The Walnut Beach Association and 12 neighboring business and property owners have filed an appeal of a recent zoning regulation change designed to allow Beach Shore Village condominiums to shift the purpose of some unbuilt units from commercial to residential.
The association filed the appeal in Superior Court on Nov. 25, seeking to overturn the Planning and Zoning Board’s Nov. 4 decision to update zoning regulations for the Corridor Design District 2 zone and approve a revised site plan for the property at the junction of Naugatuck Avenue and East Broadway.
At the P&Z public hearing, attorney Thomas Lynch proposed the change to the zoning regulations on behalf of the developer, Beach Village LLC, saying that there are problems with completing the project with the previously required 20% commercial component.
Lynch said banks do not give mortgages on commercial condominium units; there is a weak market for commercial space on lower Naugatuck Avenue, and one building is now located in the flood zone, requiring it to be placed on 12-foot high piers, making it impractical to have a first-floor business.
The board changed the zoning regulations to state that instead of the 80% residential and 20% commercial required in mixed-use buildings in the CDD-2 zone, the board would determine the percentage of commercial and residential uses on a site. These regulations would only affect properties in the AE-12 flood zone, limiting the scope of the regulations to the Beach Shore Village property.
Resident and Walnut Beach businesswoman Susan Patrick said the zoning change thwarts a long-standing vision to combine commercial and residential property on the site to make it work as part of the Walnut Beach art district.
“This [property] was 100% commercial when the community came together to approve the change and now it's being completely altered,” Patrick said. “I get calls every month from people now wanting to rent in the area with no available commercial space, and they want to remove what we have left.”
Attorney Joseph A. Kubic listed six reasons why the court should overturn the board’s decision, focusing on the concern that the new regulations are “unconstitutionally vague” because they lack standards and contain no standards for mixed-use developments in the CDD-2 zone not located in the AE-12 flood zone.
“The regulation amendment application as approved contains no standards by which the defendant board can determine what percentage of total gross floor area is devoted to residential use for properties in the AE-12 flood zone,” wrote Kubic in the appeal.
The appeal also seeks to overturn the revised site plan approved by the board, stating that the applicant failed to apply for a special permit or an amendment to the existing special permit to change the uses on the property, as required by the regulations.
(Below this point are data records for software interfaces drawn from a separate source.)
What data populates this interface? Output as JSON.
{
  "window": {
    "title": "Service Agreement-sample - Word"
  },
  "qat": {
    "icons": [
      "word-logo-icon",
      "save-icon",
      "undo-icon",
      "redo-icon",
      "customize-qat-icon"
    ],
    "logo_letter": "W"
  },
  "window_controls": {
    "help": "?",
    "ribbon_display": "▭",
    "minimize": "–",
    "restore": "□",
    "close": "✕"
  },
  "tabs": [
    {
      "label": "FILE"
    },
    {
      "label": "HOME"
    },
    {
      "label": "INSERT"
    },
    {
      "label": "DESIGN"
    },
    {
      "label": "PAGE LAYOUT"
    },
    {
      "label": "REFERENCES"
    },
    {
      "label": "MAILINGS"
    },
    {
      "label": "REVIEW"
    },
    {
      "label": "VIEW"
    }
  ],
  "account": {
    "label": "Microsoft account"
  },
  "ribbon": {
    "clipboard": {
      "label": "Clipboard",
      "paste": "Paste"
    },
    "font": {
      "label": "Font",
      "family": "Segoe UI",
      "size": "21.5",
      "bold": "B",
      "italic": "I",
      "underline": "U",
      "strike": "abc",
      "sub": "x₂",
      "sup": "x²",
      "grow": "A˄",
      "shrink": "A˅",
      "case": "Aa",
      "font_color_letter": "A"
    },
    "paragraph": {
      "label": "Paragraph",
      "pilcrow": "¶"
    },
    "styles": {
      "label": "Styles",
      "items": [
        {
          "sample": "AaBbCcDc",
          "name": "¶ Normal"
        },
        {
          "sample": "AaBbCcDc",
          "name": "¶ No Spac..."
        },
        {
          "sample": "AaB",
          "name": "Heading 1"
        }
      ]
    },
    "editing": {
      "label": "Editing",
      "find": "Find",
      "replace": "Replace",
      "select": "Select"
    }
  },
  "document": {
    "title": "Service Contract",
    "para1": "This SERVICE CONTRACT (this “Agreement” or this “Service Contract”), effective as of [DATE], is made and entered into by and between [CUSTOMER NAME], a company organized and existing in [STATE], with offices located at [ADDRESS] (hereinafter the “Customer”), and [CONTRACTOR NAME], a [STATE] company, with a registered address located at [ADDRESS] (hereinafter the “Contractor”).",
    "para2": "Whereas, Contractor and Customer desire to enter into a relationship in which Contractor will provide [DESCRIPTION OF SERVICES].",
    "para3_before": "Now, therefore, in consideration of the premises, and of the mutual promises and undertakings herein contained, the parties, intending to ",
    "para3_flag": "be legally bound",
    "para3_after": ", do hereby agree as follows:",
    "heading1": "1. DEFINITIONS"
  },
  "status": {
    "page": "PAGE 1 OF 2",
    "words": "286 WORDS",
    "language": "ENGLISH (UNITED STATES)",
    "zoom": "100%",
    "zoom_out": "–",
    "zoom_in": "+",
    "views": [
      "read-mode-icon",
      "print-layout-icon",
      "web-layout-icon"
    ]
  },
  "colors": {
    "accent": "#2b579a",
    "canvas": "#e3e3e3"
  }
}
Kubic further wrote that the board failed to hold a public hearing on the site plan application and the amendment to the special permit, also required by the regulations.
Responding to the appeal, Lynch wrote in a Nov. 30 email that he believed the lawsuit had no legal basis.
“I am confident this appeal will be dismissed in Superior Court in due course,” wrote Lynch.
At the board’s Dec. 1 meeting, Lynch presented the request for a minor amendment and the revised site plan, essentially agreeing with the portion of the appeal that stated these two items were not on the Nov. 4 agenda. Without discussion, the board unanimously approved these requests, reaffirming its Nov. 4 vote.
With a few of the neighbors sitting in the audience, Lynch said the proposals did not require a public hearing, and asked that the board enter into the record the information from the presentation at the Nov. 4 meeting.
City Attorney David B. Sulkis said the Nov. 4 agenda was missing these two items. Sulkis said he consulted with the city attorney, who said it would be “cleaner” to put them back on the agenda for the board to review.
He said that the notices in the newspaper were correct because they listed the proposal for the zone change. Sulkis further said the board was not required to list the request for the minor amendment to the special permit and the coastal management site plan review in the newspaper notice.
“Whatever was required to be put into the paper was done correctly. There were no other defects in the notification, just the agenda,” said Sulkis.